Exploring Rating Scale Functioning for Survey Research (R, Facets), Stefanie Wind Rasch Measurement: Applications, Khine Winsteps Tutorials - free
Facets Tutorials - free
Many-Facet Rasch Measurement (Facets) - free, J.M. Linacre Fairness, Justice and Language Assessment (Winsteps, Facets), McNamara, Knoch, Fan

To be emailed about new material on
please enter your email address here:

I want to Subscribe: & click below
I want to Unsubscribe: & click below

Please set your SPAM filter to accept emails from welcomes your comments:

Your email address (if you want us to reply):


ForumRasch Measurement Forum to discuss any Rasch-related topic

Go to Top of Page
Go to index of all Rasch Measurement Transactions
AERA members: Join the Rasch Measurement SIG and receive the printed version of RMT
Some back issues of RMT are available as bound volumes
Subscribe to Journal of Applied Measurement

Go to Institute for Objective Measurement Home Page.

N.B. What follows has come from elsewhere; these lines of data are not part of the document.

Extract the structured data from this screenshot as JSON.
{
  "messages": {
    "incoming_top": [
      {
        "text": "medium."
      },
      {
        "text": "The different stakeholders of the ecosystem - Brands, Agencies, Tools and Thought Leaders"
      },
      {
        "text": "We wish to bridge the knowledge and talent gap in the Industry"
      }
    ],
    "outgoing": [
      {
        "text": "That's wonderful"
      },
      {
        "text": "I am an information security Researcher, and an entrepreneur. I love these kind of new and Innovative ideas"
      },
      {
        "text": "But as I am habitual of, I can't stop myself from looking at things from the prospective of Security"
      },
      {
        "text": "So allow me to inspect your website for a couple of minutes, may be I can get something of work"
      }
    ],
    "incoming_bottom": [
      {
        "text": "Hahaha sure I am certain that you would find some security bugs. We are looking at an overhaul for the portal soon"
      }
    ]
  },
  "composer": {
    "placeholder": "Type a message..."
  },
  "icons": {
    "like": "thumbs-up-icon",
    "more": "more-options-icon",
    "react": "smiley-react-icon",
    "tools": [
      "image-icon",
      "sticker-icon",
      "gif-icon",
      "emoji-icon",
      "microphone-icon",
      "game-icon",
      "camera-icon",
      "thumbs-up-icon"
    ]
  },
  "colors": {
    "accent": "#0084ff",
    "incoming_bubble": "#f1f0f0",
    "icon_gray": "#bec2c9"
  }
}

The Rasch Measurement SIG (AERA) thanks the Institute for Objective Measurement for inviting the publication of Rasch Measurement Transactions on the Institute's website,

Coming Rasch-related Events
May 17 - June 21, 2024, Fri.-Fri. On-line workshop: Rasch Measurement - Core Topics (E. Smith, Winsteps),
June 12 - 14, 2024, Wed.-Fri. 1st Scandinavian Applied Measurement Conference, Kristianstad University, Kristianstad, Sweden
June 21 - July 19, 2024, Fri.-Fri. On-line workshop: Rasch Measurement - Further Topics (E. Smith, Winsteps),
Aug. 5 - Aug. 6, 2024, Fri.-Fri. 2024 Inaugural Conference of the Society for the Study of Measurement (Berkeley, CA), Call for Proposals
Aug. 9 - Sept. 6, 2024, Fri.-Fri. On-line workshop: Many-Facet Rasch Measurement (E. Smith, Facets),
Oct. 4 - Nov. 8, 2024, Fri.-Fri. On-line workshop: Rasch Measurement - Core Topics (E. Smith, Winsteps),
Jan. 17 - Feb. 21, 2025, Fri.-Fri. On-line workshop: Rasch Measurement - Core Topics (E. Smith, Winsteps),
May 16 - June 20, 2025, Fri.-Fri. On-line workshop: Rasch Measurement - Core Topics (E. Smith, Winsteps),
June 20 - July 18, 2025, Fri.-Fri. On-line workshop: Rasch Measurement - Further Topics (E. Smith, Facets),
Oct. 3 - Nov. 7, 2025, Fri.-Fri. On-line workshop: Rasch Measurement - Core Topics (E. Smith, Winsteps),


The URL of this page is